- **Exercise goal**
Please look for the string "them" below and report every line in which it occurs.

═══ Excerpted data

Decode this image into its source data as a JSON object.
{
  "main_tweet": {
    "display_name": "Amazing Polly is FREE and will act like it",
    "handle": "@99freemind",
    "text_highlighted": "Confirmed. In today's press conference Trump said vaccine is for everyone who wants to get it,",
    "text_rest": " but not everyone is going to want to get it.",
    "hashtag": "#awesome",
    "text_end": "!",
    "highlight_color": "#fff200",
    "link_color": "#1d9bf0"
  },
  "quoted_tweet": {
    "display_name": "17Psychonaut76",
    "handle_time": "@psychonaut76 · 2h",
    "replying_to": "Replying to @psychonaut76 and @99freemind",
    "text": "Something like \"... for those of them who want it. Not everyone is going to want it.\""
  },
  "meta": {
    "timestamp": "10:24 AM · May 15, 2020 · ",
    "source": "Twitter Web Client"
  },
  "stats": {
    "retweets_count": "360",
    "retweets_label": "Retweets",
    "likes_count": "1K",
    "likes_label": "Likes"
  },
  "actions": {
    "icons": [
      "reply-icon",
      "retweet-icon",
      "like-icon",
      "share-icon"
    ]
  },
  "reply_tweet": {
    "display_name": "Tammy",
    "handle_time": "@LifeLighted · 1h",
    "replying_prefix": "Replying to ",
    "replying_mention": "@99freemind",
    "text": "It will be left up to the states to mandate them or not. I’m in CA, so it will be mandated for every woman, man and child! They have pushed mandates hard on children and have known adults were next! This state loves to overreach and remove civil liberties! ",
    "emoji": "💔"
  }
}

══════

- **Result**
    "text": "Something like \"... for those of them who want it. Not everyone is going to want it.\""
    "text": "It will be left up to the states to mandate them or not. I’m in CA, so it will be mandated for every woman, man and child! They have pushed mandates hard on children and have known adults were next! This state loves to overreach and remove civil liberties! ",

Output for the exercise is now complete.